Posted by Nancy Shin on February 18th, 2020
Posted in: Data Science, Emergency Preparedness, Health Literacy/Consumer Health, Public Health, Training & Education
Tags: coronavirus, COVID-19, data storytelling, data visualization
The new coronavirus (i.e. COVID-19) has some people in the United States worried. As of February 18th, 2020, there are more than 70,000 confirmed cases in China right now. The outbreak is serious, but if you’re living in the United States, the odds are that the regular flu is a much more serious risk to your health than the coronavirus. The CDC reported that in the 2017-2018 year, that there were over 60,000 influenza/flu associated deaths in the United States alone. On February 18th, 2020 coronavirus fatalities peaked at 1,875 in Asia alone with one death outside of Asia so far.
Again, according to the CDC, the risk of coronavirus infection to the general public of the United States is considered “low at this time” as the general American public is unlikely exposed to this virus. This risk of infection changes of course if let’s say you are an American healthcare worker caring for patients with COVID-19 or if you have recently traveled to China. According to Dr. Anthony Fauci, director of the National Institutes of Allergy and Infectious Diseases, care like washing your hands frequently as you can and staying away from crowded places where people are coughing and sneezing are more effective than wearing face masks. According to Dr. Fauci the only people who need masks are those who are already infected to keep them from exposing others.

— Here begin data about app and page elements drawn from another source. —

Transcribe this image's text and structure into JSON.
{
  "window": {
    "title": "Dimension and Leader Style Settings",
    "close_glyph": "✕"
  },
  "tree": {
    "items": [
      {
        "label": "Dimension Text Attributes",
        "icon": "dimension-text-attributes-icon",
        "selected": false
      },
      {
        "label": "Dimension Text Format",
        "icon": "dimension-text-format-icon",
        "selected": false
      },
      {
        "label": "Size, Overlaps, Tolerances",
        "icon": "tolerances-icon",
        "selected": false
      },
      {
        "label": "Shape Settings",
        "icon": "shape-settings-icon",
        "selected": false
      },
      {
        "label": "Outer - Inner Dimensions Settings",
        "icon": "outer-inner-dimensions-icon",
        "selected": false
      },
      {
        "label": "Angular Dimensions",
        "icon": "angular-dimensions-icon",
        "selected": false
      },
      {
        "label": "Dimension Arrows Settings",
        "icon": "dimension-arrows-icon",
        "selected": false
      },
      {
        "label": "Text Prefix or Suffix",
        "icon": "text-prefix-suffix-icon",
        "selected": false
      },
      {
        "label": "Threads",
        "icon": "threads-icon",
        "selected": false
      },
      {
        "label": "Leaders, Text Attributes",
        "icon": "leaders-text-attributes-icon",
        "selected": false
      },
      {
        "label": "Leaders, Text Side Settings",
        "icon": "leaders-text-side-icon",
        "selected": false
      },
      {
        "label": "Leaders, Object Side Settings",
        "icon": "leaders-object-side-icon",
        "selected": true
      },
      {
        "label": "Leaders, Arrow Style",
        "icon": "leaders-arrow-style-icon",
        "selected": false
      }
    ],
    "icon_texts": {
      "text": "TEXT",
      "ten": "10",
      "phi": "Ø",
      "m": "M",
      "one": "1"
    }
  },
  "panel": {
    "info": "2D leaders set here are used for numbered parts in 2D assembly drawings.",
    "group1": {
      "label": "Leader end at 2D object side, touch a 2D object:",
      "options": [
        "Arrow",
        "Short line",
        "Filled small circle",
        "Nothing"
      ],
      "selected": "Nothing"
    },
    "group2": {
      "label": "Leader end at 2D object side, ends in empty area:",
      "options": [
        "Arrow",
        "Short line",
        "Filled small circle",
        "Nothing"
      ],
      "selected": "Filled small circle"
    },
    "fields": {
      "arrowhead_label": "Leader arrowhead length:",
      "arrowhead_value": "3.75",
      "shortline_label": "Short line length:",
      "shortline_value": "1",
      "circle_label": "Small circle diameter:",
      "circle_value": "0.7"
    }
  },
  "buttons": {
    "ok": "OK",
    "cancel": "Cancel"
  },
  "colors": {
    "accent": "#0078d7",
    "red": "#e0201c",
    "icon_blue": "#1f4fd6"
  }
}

A great data visualization/data dashboard on the coronavirus is one that was put out by Baltimore’s very own John Hopkins University. Unlike some media outlets and social media, this data visualization tells a technically accurate data story of what’s going on with the coronavirus outbreak worldwide. It takes a balanced and factual approach at looking at not only looking at the number of deaths (i.e. 1,875 as of 02/18/20), but the remarkable number of people who have recovered (i.e. 13,147 as of 02/18/20) from this viral infection. The map on the dashboard accurately locates and quantifies the number of confirmed coronavirus cases with China having the most at 72,439 as of February 18th, 2020. Finally, like all good data stories, the John Hopkins data visualization/story cites credible data sources like WHO, CDC, ECDC, NHC, and DXY in an attempt to be transparent and trustworthy. All in all, this data visualization/story of the coronavirus makes a good attempt at a truthful depiction of the outbreak that is devoid of exaggeration and of most negative personal biases.
John Hopkins University (2020). Coronavirus COVID-19 Global Cases by John Hopkins CSSE. https://gisanddata.maps.arcgis.com/apps/opsdashboard/index.html#/bda7594740fd40299423467b48e9ecf6